What you have to do:
Collect all lines from the records below that include the word "функции".

Extracted entries:
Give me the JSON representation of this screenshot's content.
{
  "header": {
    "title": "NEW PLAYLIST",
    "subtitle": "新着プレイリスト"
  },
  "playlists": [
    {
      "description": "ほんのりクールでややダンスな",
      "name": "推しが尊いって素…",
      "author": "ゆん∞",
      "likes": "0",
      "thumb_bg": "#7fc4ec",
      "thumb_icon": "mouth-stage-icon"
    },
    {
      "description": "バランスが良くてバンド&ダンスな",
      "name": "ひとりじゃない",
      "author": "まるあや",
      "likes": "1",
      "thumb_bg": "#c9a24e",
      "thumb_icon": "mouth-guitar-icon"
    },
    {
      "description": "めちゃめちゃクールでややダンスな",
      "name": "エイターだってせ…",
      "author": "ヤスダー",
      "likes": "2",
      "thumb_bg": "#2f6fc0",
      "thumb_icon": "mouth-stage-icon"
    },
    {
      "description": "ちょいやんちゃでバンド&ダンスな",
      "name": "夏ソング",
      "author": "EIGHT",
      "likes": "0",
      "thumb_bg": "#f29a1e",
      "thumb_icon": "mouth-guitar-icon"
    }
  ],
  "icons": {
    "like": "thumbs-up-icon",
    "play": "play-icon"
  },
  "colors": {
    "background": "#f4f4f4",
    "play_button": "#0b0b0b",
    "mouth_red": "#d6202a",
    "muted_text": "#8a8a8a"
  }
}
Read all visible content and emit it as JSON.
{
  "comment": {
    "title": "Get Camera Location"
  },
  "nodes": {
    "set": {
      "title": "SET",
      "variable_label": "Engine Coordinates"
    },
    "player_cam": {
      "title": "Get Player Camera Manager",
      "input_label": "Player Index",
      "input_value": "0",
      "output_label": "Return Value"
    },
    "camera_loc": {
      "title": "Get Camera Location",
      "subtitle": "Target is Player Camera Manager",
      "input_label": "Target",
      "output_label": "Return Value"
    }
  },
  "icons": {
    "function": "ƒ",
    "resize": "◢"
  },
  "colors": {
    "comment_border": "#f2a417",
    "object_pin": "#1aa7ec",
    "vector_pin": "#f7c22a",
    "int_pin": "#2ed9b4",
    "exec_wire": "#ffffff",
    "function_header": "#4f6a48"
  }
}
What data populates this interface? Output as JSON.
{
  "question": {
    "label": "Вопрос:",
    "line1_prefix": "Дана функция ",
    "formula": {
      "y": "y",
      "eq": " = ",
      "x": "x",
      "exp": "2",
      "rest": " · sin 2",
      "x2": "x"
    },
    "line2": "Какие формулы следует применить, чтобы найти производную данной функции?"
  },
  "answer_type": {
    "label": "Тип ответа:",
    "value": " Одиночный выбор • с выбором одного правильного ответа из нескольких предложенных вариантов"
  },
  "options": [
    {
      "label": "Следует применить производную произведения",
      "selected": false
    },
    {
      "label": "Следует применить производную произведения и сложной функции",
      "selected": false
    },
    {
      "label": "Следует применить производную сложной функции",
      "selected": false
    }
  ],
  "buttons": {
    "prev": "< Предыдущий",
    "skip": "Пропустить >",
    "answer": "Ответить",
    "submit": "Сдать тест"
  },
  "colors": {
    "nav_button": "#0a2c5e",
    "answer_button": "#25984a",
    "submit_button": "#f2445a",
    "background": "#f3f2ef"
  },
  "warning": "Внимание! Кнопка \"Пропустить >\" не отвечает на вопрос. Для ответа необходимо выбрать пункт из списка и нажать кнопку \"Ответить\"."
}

Completed exercise:
    "line2": "Какие формулы следует применить, чтобы найти производную данной функции?"
      "label": "Следует применить производную произведения и сложной функции",
      "label": "Следует применить производную сложной функции",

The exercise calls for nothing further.